Report every line of the material that contains the string "label".

----------------------------------------

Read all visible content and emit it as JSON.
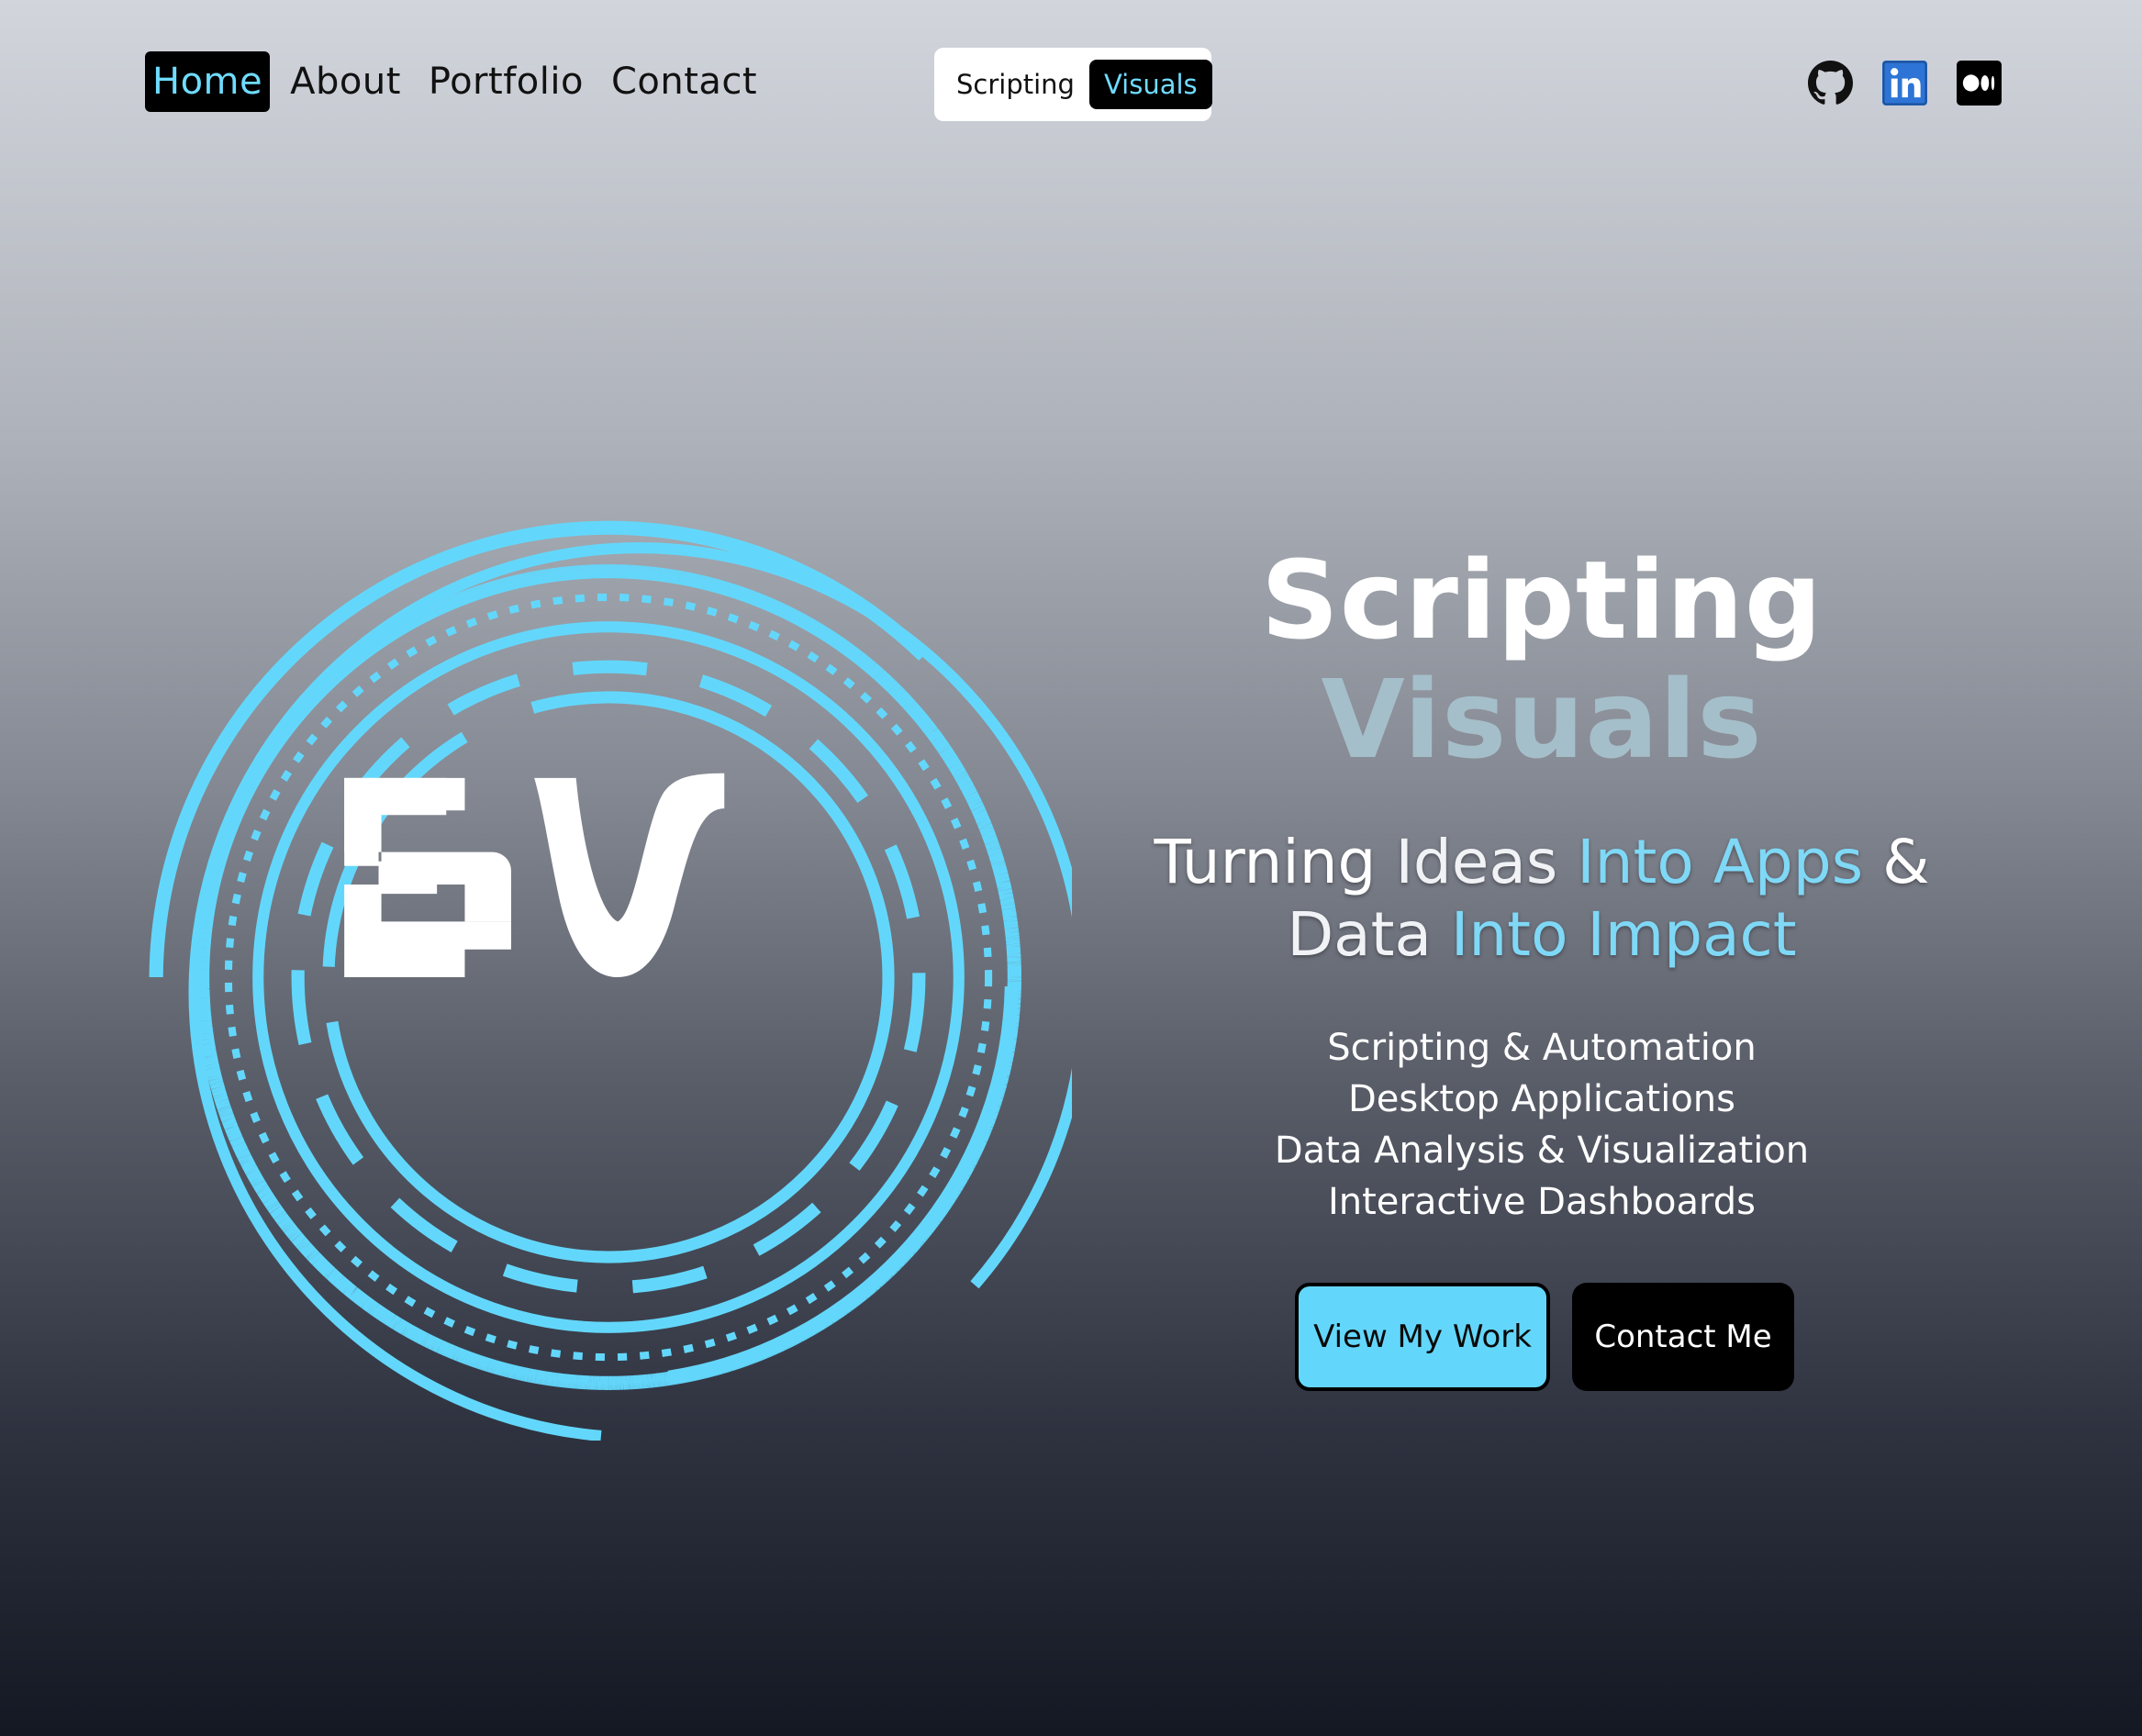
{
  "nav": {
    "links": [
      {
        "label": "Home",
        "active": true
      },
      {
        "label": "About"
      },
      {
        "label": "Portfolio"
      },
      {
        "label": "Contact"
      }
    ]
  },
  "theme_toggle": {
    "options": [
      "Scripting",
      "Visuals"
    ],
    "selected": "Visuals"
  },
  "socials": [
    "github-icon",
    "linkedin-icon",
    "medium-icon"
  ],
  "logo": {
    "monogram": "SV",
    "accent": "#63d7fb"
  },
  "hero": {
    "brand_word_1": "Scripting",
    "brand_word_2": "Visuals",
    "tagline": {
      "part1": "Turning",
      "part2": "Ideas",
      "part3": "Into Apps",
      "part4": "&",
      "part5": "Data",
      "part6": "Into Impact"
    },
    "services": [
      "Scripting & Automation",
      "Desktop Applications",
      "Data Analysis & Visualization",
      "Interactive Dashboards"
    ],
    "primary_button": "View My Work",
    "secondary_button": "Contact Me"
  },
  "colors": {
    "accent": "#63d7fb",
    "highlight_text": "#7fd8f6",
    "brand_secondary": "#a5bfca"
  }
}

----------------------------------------

## ANSWER SECTION:
        "label": "Home",
        "label": "About"
        "label": "Portfolio"
        "label": "Contact"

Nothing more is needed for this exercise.